I met Jeff Nuttall round about 1960, when I was 18 years old. I lived in north London and was a member of the Barnet branch of the Campaign for Nuclear Disarmament. Jeff was also a member. He was maybe 10 years older than I was. He had a wife and family, lived in Barnet, and worked as an art teacher in a secondary modern school in Finchley, north London. When I got to know him, I often used to babysit for his four children. Eventually, I spent quite a bit of time at his house and learned a great deal from him and his wife, Jane — who had been his teacher at art school.
Jeff’s house had the front room set aside as a studio, where he produced paintings and constructions that fell into no category known to me. He had exhibitions at a couple of local galleries and public libraries but sold little.
He also played the trumpet and led various bands in and around north London.
He spent a lot of time in central London at avant-garde galleries, poetry readings, and happenings of various sorts. He was associated with a venture called ‘The Arts Lab’ and led a troupe of actors called ‘The People Show.’ At some point during the early 60s he must have met Burroughs. I do not know who got them together.
Although Jeff was deeply immersed in the avant-garde, he had his roots deep in very particular aspects of English culture. First, he loved the English countryside and the English pastoral tradition in painting. I remember him turning me on to Samuel Palmer, for instance. This love persisted throughout his life, and it’s interesting that the last paintings he was doing, before his death a few years ago, were beautiful watercolours of the countryside along the Welsh / English border, where he was living. Secondly, he loved British popular culture as it manifested itself in things like the music hall and pre-rock popular music. He never really accommodated himself to rock, even though he was at his most active during the sixties. His first and last musical love was jazz of the 30s and 40s — although he would listen and enjoy almost anything. I think that he once collaborated with Mike Westbrook (pianist and bandleader of some superb, roaring, far-out bands) on a happening in St Pancras town hall that involved my brother making an entry down the aisle on a motorbike.
I can’t remember exactly when Jeff started My Own Mag. I’m pretty sure that it was a lone effort. He didn’t have a team of collators and staplers. I imagine that he worked on the material and then ran if off on the school duplicator after hours, on his own, or maybe with the help of some of the kids. (It was a fairly rough school, but Jeff was able to coax some remarkable bits of junk sculpture out of the kids.) The title of the magazine was a deliberate reference to the titles of the children’s comics and annuals that he’d grown up with. He relished the clash between the nostalgic, innocent resonances of the title and the scabrous material that the magazine contained.

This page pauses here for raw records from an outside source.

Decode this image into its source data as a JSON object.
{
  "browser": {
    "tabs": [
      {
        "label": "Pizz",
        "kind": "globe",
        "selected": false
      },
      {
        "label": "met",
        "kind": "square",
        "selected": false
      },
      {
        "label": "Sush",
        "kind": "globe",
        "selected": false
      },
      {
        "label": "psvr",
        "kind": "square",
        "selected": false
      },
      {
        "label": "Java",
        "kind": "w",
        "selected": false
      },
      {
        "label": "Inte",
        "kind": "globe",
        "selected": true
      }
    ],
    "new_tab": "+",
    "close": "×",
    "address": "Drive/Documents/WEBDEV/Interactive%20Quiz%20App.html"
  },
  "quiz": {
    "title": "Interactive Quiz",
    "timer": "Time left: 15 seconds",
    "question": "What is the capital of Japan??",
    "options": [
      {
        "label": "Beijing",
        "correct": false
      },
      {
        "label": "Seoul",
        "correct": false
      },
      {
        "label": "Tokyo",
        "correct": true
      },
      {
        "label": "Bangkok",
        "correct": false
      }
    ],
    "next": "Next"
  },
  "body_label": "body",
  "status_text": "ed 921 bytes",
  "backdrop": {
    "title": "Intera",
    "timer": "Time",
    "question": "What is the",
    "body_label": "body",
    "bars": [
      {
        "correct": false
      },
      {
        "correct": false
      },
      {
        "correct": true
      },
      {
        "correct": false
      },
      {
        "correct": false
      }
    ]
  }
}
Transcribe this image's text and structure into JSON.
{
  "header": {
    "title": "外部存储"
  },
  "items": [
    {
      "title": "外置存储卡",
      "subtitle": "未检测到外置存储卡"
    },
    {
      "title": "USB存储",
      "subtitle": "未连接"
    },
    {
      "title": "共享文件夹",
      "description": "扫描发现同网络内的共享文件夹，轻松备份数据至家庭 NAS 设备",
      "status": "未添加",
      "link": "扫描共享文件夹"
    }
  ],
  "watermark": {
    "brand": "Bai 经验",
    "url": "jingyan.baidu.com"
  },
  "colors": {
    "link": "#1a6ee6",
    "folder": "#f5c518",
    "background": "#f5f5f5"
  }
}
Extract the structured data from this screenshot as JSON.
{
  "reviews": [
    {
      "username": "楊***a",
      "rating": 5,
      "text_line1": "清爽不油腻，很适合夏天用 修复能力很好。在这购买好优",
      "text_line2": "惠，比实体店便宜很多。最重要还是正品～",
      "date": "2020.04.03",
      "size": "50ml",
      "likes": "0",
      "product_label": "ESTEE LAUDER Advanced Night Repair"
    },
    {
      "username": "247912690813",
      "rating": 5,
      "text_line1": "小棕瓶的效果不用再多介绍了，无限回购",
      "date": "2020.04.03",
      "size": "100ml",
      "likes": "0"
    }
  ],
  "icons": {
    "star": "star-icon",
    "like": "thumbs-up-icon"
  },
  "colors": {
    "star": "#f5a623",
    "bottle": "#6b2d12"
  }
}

I’d like to be able to say that I eagerly awaited every issue and that I read every word, but the fact is that much of what he was writing and publishing was completely beyond me. It was just one more of Jeff’s bizarre projects. I’m ashamed to say that I’ve kept none of the copies, although I must have received them all.
I went off to college in 1963, but stayed in touch with Jeff and his family. He sent me bundles of My Own Mag as they came off his machine and I distributed them to interested (and often uninterested) students. That’s how Peter Collier came to have some copies. I remember the cut-up and burnt issues. Jeff was then under the influence of Burroughs, and the strange appearance of MOM was a sort of homage.
There was a seminal poetry reading that filled the Albert Hall in, I think, 1964. Ginsberg was the star turn, but it assembled all the young British poets. Jeff was to make an appearance, with somebody else, in a happening of some sort that involved them appearing with their naked bodies completely painted, and stuck over with pages of books. They never made it to the stage, due to drunkenness and the effect of the paint on Jeff’s partner.
Everybody who knew Jeff fell under his spell. When he died, an enormously wide range of people, from all periods of his life, came out to his funeral — although I didn’t go. I imagine that someone somewhere will write a biography of him. And I believe that his daughter is writing something herself. There was a big wake for Jeff in London, and a CD of his fugitive poetry readings and jazz performances was produced.